Witham Town 4 Lewes 2 – The Village Glass Stadium – Saturday 27th September 2014
What did I write earlier? Ah yes, “What could go wrong?” Well how about everything! The FA Cup holds no magic on days like these. Played off the park by a team who had 10 men for a third of the game, scoring one of our goals because an idiot of an official decided to give a penalty (to us) for an offence that nobody in the ground saw and seeing players bicker with each other. It wasn’t a good day. Take nothing away from Witham – they kept their shape, played to their strengths, were as hospitable as they come and their goal-keeper once again got stuck into the banter with us from the first whistle – Martyn Guest always a pleasure.
Thirty minutes after the final whistle, the Lewes team were still sat on the pitch, taking part in an “interactive” heart to heart. Under normal circumstances this was a bad day, but defeat in a winnable game cost the club £4,500 in prize money as well as the possibility of a decent home tie in the next round.

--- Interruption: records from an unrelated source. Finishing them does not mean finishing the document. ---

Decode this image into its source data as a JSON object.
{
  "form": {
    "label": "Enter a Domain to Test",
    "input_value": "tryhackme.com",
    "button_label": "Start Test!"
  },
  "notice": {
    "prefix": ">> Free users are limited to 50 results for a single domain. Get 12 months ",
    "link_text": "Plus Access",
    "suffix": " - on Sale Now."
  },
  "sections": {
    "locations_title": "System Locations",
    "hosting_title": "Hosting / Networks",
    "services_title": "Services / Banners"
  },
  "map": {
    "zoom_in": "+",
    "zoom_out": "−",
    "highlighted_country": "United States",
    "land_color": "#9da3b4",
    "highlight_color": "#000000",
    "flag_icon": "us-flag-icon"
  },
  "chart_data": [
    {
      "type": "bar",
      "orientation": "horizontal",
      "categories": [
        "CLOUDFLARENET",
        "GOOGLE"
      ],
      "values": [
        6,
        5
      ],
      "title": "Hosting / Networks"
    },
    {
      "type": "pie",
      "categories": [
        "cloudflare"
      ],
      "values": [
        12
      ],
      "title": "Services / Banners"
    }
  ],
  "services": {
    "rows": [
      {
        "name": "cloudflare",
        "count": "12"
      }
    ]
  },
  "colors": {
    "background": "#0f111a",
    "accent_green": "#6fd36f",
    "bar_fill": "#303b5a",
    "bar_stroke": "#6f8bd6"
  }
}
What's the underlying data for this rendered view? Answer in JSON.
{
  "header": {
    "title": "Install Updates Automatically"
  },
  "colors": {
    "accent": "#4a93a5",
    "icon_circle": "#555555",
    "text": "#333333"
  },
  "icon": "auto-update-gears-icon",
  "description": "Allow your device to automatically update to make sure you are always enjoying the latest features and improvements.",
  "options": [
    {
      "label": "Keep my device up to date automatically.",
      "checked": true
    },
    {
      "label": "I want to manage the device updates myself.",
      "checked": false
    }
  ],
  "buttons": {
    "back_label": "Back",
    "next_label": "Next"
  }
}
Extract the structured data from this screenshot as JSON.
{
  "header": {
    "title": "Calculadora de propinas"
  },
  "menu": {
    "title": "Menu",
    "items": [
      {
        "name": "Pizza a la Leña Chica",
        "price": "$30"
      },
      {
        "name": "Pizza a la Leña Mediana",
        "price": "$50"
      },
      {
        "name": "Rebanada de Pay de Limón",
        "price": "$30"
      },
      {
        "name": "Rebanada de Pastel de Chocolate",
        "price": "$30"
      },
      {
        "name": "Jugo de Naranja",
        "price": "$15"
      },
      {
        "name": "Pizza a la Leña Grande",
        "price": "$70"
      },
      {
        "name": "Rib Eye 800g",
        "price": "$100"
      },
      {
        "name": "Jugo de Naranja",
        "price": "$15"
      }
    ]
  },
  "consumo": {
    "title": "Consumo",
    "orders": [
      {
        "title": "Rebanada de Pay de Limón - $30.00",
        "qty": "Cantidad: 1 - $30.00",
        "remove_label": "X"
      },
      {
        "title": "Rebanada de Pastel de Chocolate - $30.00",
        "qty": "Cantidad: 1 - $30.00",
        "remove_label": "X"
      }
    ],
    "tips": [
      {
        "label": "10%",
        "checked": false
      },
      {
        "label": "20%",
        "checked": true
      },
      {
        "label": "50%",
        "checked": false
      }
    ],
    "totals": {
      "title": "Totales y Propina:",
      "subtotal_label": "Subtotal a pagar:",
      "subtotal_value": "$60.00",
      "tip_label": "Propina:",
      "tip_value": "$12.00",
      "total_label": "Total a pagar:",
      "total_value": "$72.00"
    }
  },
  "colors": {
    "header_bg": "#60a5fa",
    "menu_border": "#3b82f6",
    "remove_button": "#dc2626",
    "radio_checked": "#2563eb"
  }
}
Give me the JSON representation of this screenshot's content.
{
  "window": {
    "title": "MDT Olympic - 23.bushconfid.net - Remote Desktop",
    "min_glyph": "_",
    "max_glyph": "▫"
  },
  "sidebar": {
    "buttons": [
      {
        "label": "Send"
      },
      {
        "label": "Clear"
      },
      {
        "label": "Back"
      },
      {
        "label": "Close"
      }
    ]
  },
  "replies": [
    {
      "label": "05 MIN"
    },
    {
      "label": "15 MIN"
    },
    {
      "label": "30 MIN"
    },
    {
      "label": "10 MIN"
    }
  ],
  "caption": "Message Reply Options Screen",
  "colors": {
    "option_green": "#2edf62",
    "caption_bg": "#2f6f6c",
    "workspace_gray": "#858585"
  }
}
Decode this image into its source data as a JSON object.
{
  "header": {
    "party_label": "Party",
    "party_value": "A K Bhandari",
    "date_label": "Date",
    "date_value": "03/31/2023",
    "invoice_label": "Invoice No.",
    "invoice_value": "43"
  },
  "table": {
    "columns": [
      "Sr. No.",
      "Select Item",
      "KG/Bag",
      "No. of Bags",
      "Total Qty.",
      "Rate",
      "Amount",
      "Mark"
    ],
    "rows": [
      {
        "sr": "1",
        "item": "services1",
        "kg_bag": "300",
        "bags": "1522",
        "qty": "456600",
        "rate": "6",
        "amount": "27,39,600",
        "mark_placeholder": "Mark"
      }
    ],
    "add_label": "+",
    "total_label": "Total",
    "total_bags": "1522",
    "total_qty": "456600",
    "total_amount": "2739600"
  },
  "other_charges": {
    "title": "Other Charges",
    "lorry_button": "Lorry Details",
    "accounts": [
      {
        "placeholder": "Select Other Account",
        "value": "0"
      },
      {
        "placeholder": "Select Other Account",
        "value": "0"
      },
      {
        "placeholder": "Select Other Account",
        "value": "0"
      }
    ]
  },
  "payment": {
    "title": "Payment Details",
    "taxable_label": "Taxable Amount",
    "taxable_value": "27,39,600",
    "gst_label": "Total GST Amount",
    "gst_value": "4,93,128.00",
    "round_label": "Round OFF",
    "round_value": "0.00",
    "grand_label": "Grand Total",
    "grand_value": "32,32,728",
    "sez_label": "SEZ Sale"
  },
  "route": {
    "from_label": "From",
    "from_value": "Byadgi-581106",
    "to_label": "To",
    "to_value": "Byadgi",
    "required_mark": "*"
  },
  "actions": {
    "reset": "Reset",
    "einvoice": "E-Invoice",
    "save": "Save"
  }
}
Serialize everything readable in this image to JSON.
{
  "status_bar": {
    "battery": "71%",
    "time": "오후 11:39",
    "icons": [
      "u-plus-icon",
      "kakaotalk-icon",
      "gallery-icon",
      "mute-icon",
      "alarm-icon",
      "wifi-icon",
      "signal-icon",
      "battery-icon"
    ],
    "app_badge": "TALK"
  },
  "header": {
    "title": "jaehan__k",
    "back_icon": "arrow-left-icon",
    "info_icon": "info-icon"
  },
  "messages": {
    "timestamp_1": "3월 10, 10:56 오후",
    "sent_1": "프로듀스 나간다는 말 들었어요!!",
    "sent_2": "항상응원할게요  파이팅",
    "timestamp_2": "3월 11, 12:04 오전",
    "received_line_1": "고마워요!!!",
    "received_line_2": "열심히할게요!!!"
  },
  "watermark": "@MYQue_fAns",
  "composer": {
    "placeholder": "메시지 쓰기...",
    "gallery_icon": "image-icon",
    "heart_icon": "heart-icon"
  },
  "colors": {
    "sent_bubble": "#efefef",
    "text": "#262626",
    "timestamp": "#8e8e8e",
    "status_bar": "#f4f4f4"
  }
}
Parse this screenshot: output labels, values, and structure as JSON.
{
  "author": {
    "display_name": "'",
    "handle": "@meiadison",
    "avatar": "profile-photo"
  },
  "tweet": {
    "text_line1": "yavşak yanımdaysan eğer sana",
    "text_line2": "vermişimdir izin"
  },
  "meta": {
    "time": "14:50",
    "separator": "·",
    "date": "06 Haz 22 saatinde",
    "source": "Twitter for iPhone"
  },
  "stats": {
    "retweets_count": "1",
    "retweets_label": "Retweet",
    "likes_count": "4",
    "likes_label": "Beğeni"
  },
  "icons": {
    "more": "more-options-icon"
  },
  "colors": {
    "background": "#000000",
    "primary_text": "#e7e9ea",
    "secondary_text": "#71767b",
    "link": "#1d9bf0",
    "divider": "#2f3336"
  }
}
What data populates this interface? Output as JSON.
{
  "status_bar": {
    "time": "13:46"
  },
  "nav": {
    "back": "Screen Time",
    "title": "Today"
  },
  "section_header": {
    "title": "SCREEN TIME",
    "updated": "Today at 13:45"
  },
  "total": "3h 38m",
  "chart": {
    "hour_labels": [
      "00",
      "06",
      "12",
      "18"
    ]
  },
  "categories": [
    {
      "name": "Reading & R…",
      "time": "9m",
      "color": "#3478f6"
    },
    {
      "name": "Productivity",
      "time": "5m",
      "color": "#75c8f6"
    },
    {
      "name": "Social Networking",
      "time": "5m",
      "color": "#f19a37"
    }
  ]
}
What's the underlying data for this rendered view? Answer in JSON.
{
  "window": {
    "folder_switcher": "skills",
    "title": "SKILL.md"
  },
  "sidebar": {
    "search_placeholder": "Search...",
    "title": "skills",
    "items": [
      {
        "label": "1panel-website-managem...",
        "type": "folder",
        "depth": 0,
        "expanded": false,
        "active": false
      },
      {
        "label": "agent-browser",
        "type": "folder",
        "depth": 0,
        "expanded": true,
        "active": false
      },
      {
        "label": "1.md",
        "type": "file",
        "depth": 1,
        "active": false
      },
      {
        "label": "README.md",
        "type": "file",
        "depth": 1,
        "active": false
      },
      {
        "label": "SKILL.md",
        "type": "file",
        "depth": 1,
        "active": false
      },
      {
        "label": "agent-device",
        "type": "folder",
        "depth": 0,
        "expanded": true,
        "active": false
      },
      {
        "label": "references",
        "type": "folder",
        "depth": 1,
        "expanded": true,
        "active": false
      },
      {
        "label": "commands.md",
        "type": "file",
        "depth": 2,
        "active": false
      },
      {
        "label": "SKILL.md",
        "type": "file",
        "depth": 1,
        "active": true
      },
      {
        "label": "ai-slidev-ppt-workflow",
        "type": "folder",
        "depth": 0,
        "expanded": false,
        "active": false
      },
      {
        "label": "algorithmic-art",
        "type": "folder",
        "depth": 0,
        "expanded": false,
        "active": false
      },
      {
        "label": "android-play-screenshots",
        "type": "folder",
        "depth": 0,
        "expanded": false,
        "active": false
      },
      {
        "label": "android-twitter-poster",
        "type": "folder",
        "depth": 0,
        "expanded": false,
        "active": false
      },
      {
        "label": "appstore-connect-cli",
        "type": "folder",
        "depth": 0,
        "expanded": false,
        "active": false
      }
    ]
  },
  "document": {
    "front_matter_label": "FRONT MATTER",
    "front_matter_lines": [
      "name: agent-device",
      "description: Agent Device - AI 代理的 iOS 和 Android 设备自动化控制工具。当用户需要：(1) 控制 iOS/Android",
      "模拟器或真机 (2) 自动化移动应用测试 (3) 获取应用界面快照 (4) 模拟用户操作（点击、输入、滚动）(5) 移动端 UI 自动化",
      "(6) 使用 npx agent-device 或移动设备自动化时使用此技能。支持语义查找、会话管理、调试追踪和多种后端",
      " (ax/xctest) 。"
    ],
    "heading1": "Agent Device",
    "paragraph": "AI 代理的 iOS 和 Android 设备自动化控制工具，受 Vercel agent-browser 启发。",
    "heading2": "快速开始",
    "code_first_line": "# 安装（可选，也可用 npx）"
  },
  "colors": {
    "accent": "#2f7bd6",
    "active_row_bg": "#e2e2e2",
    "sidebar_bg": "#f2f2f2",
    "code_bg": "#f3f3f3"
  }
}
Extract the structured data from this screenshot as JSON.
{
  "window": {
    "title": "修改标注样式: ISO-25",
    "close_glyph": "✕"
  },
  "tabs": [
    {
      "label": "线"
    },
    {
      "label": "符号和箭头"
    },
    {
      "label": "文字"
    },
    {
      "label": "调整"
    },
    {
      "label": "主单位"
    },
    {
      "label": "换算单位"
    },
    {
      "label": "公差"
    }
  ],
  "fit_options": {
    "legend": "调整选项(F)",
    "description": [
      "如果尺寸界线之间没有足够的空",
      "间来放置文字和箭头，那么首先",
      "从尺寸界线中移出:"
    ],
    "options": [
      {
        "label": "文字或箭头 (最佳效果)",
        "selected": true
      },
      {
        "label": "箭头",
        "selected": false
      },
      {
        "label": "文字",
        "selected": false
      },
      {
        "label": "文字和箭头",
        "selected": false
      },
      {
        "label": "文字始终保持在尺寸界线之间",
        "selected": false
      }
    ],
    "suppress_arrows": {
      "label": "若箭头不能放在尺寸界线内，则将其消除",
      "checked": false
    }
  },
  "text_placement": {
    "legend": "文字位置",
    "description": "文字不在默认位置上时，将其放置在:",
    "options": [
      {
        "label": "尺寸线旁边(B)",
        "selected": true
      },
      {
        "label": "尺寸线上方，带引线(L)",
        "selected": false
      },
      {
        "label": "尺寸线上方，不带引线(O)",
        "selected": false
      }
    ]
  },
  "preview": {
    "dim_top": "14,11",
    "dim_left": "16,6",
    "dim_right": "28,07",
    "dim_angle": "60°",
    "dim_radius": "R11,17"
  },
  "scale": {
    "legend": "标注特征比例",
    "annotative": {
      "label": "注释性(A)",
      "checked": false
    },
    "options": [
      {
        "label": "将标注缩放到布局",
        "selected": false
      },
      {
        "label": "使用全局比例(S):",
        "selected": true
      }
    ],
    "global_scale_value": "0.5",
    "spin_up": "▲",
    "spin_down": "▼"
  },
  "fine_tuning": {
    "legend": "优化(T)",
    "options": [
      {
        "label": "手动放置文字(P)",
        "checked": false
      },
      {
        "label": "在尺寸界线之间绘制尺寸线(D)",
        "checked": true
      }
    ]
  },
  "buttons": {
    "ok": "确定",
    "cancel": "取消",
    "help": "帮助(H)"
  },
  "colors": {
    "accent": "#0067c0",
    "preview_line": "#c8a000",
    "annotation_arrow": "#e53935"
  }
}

Whether all of the players really understood what was at stake when the game kicked off is unclear. However, Lewes started sharply and should have been ahead early doors when Terry Dodd flicked an effort over the bar.
Boysie, the club snapper, turned up late. We pretended that we were already 1-0 up, all sticking to our story. Of course he didn’t believe us, and soon we were 1-0 down. One became two when Brinkhurst clattered into a Witham forward in the area. No question that it was a penalty, although the referee, who whilst he didn’t impact the final score was as poor as you will see at this level, booked Rikki Banks for kicking the ball back to the centre circle which hit a Witham player on the way. He soon angered the home fans by giving a penalty to Lewes – I cannot even speculate what it was for as no one saw any offence. Dixon stepped up and made it 2-1 at the break.
One bright spot for the travelling Lewes fans was the appearance of Jack Walder at the start of the second half. Walder had been out since he dislocated his ankle at Thamesmead Town back in March and his return would surely lift the team? Alas a few minutes later a mix up between Brinkhurst and Banks that will be a cert on one of those crap “guffs” DVDs voiced by Chris Moyles gave Witham a 3-1 lead. Three one? Make that four minutes after the home side were reduced to ten men. Game over, start the bus.
We still had time to miss a couple of sitters before Blewden pulled a goal back to make the score line a little more respectable. But this defeat hurt. More so than any other game this season. Not just for the financial consequences but because of the performance. The magic of the FA Cup certainly wasn’t floating around the Lewes dressing room today.
So Witham Town join a growing list of teams who have embarrassed the Rooks in recent years in the FA Cup. Still, there is always the Ryman League Cup to look forward to.